### EXCERPTED DATA:
>>

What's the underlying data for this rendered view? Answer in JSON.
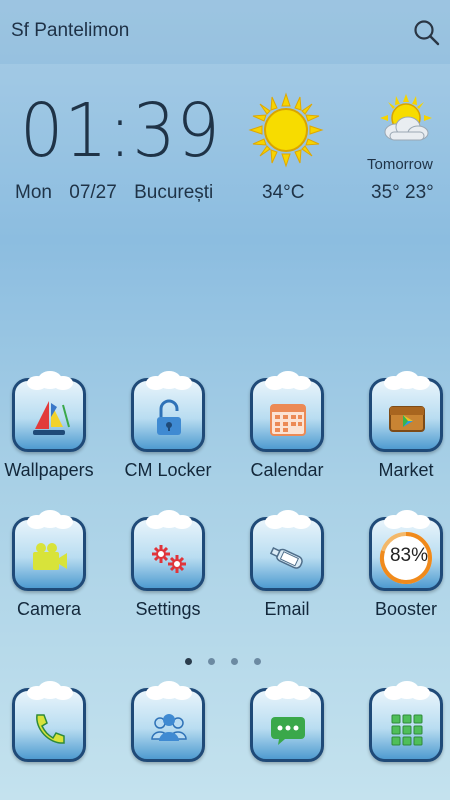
{
  "search": {
    "location": "Sf Pantelimon"
  },
  "clock": {
    "time": "01:39",
    "day": "Mon",
    "date": "07/27",
    "city": "București"
  },
  "weather": {
    "now_temp": "34°C",
    "tomorrow_label": "Tomorrow",
    "tomorrow_temp": "35° 23°"
  },
  "apps_row1": [
    {
      "label": "Wallpapers"
    },
    {
      "label": "CM Locker"
    },
    {
      "label": "Calendar"
    },
    {
      "label": "Market"
    }
  ],
  "apps_row2": [
    {
      "label": "Camera"
    },
    {
      "label": "Settings"
    },
    {
      "label": "Email"
    },
    {
      "label": "Booster",
      "percent": "83%"
    }
  ],
  "dock": [
    {
      "name": "phone"
    },
    {
      "name": "contacts"
    },
    {
      "name": "messages"
    },
    {
      "name": "app-drawer"
    }
  ],
  "pager": {
    "pages": 4,
    "active": 0
  },
  "colors": {
    "tile_border": "#1f4a78",
    "sun": "#f6d400",
    "accent": "#f08a1c"
  }
}
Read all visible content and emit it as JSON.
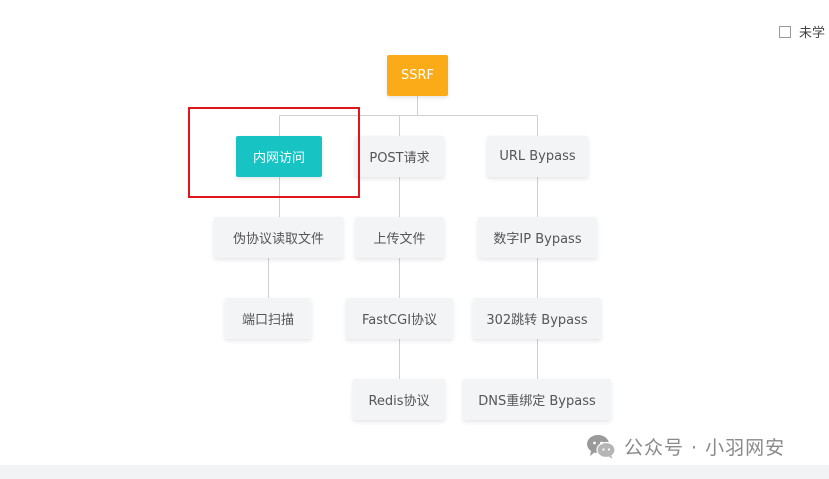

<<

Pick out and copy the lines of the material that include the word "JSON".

What's the underlying data for this rendered view? Answer in JSON.
Read all visible content and emit it as JSON.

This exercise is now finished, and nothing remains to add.